So remind me why a chorus of academics, pundits, and columnists on this platform endorsed the Liberals' plan to fail on climate and urged us to vote for Trudeau's Liberal in September's election.
Why are we enabling climate failure?
I don't get it.

The Haliade-X wind turbine is believed to be our currently most-efficient renewable power generator in terms of total output minus the carbon needed to build it.

Until we have massively changed the cement and steel making industries to be green themselves, we need 2800 tonnes of steel each, to hold up a Haliade-X (2000 t pounded into the seabed as a foundation, 800 t for the tall shaft you can see), that's 1,400 tonnes of coal needed to make the steel. They are then installed by massive construction boats that run, for now, on diesel or thick-oil bunker fuel.

And we need to put up many thousands of them between now and the earliest reasonable date for the massive switchover to "green steel" and "green boats", which is a couple of decades.

It's valuable to read Canadian prof Vaclav Smil as he describes just how big the global steel industry is: a billion tonnes of steel are made every year, mostly in sixty-metre-tall furnaces that run for 20 years on each continuous burn, more coal and iron ore poured in every hour, 365x24. It's just not something the human race can stop doing on a dime.

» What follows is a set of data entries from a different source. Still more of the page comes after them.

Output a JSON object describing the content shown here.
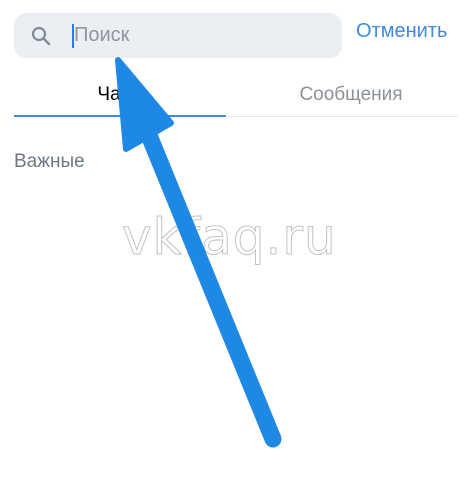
{
  "search": {
    "placeholder": "Поиск",
    "cancel_label": "Отменить"
  },
  "tabs": [
    {
      "label": "Чаты",
      "active": true
    },
    {
      "label": "Сообщения",
      "active": false
    }
  ],
  "section": {
    "title": "Важные"
  },
  "watermark": "vkfaq.ru",
  "colors": {
    "accent": "#3f8ae0",
    "search_bg": "#ebeef2",
    "arrow": "#1e88e5"
  }
}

The oil executives are kidding us (and themselves) about how soon we could start (yesterday), how fast we can do it (I think even Dr. Smil is a pessimist there, he thinks "several decades", I think "a few"...but it is a few decades, not a few years. And they will be busy, expensive decades.

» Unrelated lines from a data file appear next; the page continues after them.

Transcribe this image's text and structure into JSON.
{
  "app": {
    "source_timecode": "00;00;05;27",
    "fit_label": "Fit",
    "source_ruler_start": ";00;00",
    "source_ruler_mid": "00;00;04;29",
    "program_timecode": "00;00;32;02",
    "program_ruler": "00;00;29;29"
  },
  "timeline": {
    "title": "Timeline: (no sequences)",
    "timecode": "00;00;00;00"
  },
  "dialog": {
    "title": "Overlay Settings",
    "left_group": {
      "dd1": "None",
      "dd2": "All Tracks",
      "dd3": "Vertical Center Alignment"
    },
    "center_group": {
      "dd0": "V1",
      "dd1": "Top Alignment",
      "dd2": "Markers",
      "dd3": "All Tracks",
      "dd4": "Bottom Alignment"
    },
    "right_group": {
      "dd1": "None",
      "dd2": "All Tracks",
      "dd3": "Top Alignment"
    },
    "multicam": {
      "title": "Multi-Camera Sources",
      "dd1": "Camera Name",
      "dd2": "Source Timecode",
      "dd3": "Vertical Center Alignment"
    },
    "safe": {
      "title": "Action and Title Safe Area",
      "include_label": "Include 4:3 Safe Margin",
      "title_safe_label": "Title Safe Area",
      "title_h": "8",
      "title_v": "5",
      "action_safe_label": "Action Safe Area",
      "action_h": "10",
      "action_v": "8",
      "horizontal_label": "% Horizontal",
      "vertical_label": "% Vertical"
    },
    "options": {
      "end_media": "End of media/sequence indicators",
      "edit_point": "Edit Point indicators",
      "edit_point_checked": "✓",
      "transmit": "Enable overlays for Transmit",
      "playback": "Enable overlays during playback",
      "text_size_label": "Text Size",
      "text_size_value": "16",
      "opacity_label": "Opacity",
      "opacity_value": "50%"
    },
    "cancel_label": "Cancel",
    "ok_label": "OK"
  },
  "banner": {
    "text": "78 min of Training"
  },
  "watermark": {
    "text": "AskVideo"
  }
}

Ummmm ... is there some reason they no longer can be constructed (as they already are in Alberta and elsewhere in Canada) on *land*???

Anyone who thinks we've got "a few decades" to get with the program hasn't been reading the numbers. Or listening to the international number crunchers on climate.